It all depends how deep you want to go, and how much you already know. For a beginner Winksel's book is really nice, but yes, it's not introducing you to the state of the art in semantics as it was written about 20 years ago. Nevertheless it's still a good first introduction to the subject. It might also be worthwhile pointing out that T. Nipkow has formalised a substantial chunk of Winskel's book in Isabelle/HOL, see here. So if you want to learn using interactive proof assistants together with understanding the semantics of programming languages, you have a lot of coherent material to draw on.
Other books that are more advanced are:
Gunter, Semantics of Programming Languages, a more advanced book focussing on denotational semantics, an approach to semantics, which hasn't lived up to expectations. Focusses on purely functional lanugages and ignores concurrency. This is the book that I taught myself semantics from as an undergraduate, and in retrospect I wish I had used Winksel's book instead. Gunter is not an easy read for a beginner.
Domains and lambda-calculi by Amadio and Curien. Another book coming written more in the domain-theoretic tradition, although it discusses process calculi.
John Mitchell's books which have already been mentioned above. They are also mostly about sequential computation.
Books like Pierce's TAPL are very nice, but focus narrowly on one aspect of programming languages, namely types, as important as that is. I would not recommend it as a first introduction to the general area of programming languages, but it is mandatory to read for anyone who wants to learn about types.

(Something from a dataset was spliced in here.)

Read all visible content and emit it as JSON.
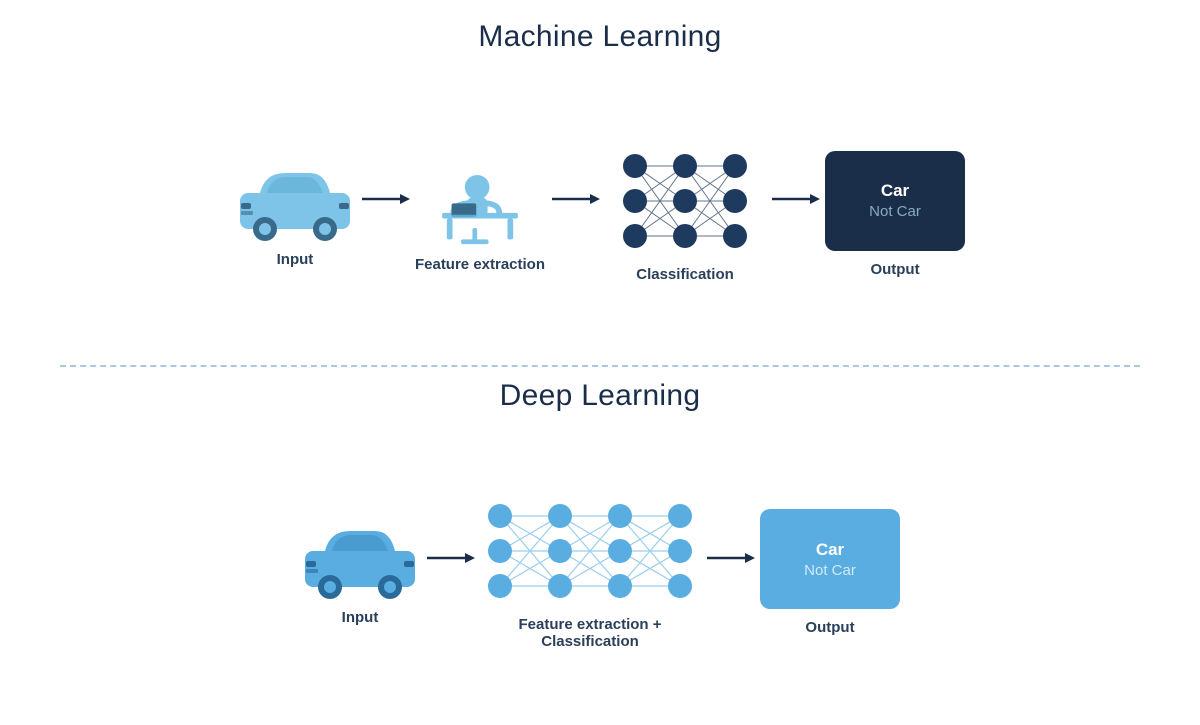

Truth be told, I think there's currently no up-to-date introductory book on language semantics that reflects the substantial progress the last decade has seen, with its decisive shift away from denotational methods and sequential computation to concurrency (process calculi and game semantics), axiomatics semantics and the use of interactive proof assistants in verification.
Update 22. April 2014: Tobias Nipkow and Gerwin Klein have published a new book
which can be seen as 'Winskel in Isabelle/HOL'. It's an introduction to the
semantics of programming languages (primarily operational and
axiomatic) but unlike previous pen-and-paper-based approaches, this
book expresses all its mathematics in Isabelle/HOL. In other words,
it's at the same time a book about theorem proving.
The book is brand new so I have not used for teaching, but it looks really suitable
as an introduction that is pitched at a lower level than Software Foundations
Pierce et al.